My ongoing photographic series seeks to address the experience of alienation, fear and displacement Hondurans experience as a consequence of the unspeakable violence, poverty and political instability, which has taken over the country.

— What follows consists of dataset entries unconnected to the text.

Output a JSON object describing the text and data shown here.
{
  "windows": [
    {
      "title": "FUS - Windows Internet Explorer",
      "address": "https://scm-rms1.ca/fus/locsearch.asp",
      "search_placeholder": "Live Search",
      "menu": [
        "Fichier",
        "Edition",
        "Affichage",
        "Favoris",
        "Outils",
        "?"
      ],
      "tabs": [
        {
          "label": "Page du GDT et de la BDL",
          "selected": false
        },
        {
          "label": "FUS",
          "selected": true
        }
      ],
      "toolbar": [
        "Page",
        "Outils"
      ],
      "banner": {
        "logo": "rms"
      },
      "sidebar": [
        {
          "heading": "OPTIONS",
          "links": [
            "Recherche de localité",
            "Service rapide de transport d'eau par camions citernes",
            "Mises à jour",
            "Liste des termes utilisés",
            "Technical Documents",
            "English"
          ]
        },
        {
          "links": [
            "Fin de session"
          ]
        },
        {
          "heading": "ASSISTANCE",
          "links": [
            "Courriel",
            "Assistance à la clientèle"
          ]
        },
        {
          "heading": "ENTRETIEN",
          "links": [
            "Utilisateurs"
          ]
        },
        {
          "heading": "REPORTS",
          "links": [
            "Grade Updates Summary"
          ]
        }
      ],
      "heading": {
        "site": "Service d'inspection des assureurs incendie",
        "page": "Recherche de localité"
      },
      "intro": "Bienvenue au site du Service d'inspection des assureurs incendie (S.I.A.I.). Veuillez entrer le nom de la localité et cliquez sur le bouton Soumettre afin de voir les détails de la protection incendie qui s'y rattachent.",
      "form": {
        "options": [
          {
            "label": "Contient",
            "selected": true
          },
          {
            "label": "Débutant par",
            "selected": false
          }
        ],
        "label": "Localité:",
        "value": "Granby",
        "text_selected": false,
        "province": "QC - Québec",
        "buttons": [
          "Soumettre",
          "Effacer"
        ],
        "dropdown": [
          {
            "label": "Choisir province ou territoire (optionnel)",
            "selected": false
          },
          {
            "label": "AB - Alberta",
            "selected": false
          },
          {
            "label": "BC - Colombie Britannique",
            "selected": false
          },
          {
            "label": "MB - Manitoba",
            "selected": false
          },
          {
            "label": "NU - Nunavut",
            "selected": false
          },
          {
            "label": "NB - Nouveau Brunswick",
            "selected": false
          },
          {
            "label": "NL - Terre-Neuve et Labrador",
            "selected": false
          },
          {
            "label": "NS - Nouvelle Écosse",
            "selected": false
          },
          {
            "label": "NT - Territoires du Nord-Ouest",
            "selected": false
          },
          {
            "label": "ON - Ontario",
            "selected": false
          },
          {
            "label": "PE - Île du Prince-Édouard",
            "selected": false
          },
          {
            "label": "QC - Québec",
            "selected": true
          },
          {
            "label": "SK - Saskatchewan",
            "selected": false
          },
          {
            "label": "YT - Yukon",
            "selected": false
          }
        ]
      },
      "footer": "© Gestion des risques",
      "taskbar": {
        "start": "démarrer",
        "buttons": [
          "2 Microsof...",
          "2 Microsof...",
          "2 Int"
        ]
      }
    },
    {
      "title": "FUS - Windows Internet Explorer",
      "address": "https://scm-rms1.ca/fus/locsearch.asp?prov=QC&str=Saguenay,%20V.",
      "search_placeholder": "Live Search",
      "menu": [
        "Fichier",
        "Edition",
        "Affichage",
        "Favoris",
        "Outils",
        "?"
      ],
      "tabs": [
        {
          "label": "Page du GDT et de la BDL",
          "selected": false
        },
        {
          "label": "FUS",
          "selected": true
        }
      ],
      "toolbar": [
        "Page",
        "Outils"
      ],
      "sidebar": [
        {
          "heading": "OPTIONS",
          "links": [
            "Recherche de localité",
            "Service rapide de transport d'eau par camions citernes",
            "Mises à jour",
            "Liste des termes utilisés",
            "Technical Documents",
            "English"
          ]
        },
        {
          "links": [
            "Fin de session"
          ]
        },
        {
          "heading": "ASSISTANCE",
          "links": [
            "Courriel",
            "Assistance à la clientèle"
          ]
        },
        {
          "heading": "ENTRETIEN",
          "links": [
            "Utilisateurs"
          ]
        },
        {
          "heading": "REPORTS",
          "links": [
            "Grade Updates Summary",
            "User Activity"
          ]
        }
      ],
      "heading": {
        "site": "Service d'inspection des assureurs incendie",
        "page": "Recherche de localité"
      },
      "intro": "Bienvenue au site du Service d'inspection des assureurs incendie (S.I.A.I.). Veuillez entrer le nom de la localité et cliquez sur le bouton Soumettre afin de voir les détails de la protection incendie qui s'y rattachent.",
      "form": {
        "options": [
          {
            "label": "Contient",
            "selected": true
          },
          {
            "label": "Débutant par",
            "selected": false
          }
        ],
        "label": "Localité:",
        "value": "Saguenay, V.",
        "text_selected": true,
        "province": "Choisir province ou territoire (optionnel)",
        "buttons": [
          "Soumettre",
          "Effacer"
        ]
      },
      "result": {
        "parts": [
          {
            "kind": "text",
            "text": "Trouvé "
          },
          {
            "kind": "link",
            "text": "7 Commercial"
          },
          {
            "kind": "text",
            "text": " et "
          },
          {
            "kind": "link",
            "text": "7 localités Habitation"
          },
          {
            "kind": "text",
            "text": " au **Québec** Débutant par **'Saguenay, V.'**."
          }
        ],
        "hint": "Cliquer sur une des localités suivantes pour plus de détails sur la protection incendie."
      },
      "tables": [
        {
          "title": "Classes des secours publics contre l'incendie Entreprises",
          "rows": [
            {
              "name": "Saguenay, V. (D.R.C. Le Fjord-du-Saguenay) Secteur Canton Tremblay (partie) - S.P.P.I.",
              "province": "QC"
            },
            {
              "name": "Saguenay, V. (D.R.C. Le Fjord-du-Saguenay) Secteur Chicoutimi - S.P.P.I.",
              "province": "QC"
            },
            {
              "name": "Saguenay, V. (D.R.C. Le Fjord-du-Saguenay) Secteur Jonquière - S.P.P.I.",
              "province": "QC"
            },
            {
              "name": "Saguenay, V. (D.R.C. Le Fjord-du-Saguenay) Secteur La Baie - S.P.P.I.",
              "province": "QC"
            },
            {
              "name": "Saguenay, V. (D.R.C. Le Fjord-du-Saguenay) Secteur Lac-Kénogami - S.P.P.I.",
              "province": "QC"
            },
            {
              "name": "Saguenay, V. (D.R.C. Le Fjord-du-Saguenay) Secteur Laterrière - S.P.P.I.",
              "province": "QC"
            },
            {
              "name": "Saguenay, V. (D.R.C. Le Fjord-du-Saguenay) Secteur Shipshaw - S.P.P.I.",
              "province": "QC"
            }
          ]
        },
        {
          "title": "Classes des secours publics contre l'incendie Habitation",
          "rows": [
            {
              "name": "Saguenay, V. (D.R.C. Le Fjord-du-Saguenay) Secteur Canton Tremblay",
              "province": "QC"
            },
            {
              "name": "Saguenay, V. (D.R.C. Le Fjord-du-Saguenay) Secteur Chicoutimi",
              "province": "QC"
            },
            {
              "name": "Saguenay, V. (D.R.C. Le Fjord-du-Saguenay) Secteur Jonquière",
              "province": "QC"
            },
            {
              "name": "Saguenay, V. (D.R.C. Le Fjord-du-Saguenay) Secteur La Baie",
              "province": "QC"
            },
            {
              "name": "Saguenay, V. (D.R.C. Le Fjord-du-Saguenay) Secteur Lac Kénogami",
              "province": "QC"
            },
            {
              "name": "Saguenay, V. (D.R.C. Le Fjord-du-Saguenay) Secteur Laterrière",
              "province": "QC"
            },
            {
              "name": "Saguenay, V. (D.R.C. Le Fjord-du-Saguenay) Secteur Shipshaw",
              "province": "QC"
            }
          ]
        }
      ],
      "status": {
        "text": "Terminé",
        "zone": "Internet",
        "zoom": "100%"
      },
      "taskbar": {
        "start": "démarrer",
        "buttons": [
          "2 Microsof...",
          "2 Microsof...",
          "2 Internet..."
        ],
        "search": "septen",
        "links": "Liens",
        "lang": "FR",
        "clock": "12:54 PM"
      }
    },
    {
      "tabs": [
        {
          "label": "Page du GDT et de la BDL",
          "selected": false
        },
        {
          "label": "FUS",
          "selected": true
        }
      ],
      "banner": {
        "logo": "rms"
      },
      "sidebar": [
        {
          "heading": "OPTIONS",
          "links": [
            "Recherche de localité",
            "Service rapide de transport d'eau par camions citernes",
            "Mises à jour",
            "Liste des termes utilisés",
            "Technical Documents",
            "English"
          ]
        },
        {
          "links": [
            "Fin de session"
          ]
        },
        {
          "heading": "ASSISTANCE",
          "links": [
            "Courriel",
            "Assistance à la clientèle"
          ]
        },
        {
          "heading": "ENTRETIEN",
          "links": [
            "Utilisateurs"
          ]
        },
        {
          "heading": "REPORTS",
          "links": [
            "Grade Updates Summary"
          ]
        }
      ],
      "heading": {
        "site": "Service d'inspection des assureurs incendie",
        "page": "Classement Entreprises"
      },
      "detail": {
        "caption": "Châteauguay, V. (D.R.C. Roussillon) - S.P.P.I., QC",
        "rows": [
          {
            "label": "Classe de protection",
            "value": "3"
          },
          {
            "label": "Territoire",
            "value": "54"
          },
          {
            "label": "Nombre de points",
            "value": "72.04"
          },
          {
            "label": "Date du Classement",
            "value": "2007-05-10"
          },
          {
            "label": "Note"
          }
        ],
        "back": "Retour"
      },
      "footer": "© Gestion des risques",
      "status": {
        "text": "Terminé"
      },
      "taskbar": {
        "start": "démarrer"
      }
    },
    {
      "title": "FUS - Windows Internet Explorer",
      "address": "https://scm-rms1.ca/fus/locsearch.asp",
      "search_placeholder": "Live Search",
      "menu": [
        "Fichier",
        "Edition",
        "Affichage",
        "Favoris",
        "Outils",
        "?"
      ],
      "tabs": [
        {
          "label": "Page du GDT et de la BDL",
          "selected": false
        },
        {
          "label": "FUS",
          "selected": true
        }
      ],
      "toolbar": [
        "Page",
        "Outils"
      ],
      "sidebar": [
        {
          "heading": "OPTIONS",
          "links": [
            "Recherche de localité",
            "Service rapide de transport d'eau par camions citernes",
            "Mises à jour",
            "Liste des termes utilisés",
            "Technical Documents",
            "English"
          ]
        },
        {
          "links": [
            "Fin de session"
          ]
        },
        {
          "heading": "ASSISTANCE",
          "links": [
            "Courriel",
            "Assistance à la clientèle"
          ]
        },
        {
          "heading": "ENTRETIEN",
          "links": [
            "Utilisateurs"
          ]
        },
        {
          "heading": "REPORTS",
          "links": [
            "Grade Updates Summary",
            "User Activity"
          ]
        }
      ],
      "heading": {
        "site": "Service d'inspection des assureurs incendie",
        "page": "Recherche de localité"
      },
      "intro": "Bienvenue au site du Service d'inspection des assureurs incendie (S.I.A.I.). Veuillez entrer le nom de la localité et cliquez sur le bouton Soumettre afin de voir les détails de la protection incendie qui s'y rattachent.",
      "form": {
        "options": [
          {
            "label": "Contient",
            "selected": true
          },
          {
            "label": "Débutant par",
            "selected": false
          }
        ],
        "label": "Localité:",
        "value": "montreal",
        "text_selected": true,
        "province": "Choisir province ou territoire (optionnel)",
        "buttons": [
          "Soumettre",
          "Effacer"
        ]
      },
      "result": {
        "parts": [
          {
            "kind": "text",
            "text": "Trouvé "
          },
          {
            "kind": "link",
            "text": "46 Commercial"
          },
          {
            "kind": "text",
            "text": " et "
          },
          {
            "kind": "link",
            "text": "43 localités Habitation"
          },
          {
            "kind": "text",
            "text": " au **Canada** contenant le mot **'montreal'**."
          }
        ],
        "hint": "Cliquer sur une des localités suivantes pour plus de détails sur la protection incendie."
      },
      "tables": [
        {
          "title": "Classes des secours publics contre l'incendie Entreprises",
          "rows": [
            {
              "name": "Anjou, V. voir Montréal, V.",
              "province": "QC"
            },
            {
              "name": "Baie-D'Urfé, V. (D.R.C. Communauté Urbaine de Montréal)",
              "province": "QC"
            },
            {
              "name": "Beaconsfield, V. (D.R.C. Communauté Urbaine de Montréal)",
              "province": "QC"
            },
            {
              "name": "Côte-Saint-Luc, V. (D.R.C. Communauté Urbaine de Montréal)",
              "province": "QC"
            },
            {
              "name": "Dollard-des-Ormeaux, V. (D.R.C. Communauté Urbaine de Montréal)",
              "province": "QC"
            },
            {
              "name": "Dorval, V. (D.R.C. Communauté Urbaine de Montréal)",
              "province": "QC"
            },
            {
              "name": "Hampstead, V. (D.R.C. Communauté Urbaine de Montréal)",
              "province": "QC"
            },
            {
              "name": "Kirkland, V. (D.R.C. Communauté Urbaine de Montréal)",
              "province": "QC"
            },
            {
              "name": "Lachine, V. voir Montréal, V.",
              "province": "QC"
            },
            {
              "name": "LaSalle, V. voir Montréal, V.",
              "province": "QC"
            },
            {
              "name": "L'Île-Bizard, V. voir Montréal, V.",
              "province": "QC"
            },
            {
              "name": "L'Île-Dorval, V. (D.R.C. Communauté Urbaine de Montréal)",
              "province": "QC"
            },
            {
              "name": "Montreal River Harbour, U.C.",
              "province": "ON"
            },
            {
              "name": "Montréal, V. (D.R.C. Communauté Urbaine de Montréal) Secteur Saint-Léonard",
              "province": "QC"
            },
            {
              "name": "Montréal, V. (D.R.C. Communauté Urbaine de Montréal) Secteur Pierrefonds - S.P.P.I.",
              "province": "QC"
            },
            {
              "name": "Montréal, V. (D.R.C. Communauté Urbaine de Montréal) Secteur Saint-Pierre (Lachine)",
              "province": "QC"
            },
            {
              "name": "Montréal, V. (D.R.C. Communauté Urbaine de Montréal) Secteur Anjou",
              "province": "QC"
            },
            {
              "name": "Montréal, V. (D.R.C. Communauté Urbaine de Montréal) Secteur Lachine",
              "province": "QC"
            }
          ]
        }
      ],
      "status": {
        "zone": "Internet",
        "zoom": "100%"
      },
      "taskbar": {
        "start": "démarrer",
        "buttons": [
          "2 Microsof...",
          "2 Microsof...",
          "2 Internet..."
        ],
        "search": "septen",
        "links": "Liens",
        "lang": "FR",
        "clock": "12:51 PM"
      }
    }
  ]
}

The cycle is repeated when they seek refuge in the United States due to current anti-immigrant policies and political rhetoric used to dehumanize central americans.

 

The research-based tableaus, which I construct throughout the U.S. and then document (mostly on 120 film) with an image as the final form, are counter-narratives to  direct representations of violence in the media. The nomadic process of this work helps me to better understand and effectively convey the psychological trauma, which individuals fleeing the violence experience when they arrive to the U.S.

 

An important aspect of my work is the tension between cultural assimilation and the persistence of cultural identity and memory. “The presence of specific objects such as CD’s, flowers or candles, solicit an intimacy with the most private aspects of the lived experience “(1). By bringing natural elements such as tree leaves, sand or found materials from the area into my constructed stages I recall the individual’s capacity of make-do.

 

​Through magical realism, the vernacular spaces blur the line between fiction and reality and introduce a dimension of pathos as they recall the need for sanctuary while alluding to coping mechanisms. To further the sense of poignancy, the play-scapes or scenes are informed by actual violent crimes, memorializing some of the victims caught up in the endless cycle. The convergence of the public space, crime-site elements with the domestic space suggest the inevitability of violence's reach. The juxtaposition of Catholic and Maya iconography evokes the legacy of Spanish colonialism while also reminding us that the history of violence in Central American societies has deep historic roots that predate the Conquest.

 

 

 

 

1. Excerpt from Counter-Archives from the narco-City Catalogue, The Other Side of Fear: Alma Leiva's Prison Cells,Tatiana Reinoza, 2015.